The task: In the entries that follow, find each line with the word "label" and copy it.

Stored data:
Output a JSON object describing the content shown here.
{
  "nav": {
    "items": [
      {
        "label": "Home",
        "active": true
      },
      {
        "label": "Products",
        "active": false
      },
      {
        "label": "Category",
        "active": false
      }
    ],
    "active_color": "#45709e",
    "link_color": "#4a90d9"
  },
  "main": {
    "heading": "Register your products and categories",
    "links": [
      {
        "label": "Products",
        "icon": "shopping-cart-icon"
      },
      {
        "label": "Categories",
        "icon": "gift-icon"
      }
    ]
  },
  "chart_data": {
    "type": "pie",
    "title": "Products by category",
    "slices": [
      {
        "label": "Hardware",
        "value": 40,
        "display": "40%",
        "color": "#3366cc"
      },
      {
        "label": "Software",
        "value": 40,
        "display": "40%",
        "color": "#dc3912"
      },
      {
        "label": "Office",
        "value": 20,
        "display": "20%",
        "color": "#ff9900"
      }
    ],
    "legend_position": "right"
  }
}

Result for this exercise:
        "label": "Home",
        "label": "Products",
        "label": "Category",
        "label": "Products",
        "label": "Categories",
        "label": "Hardware",
        "label": "Software",
        "label": "Office",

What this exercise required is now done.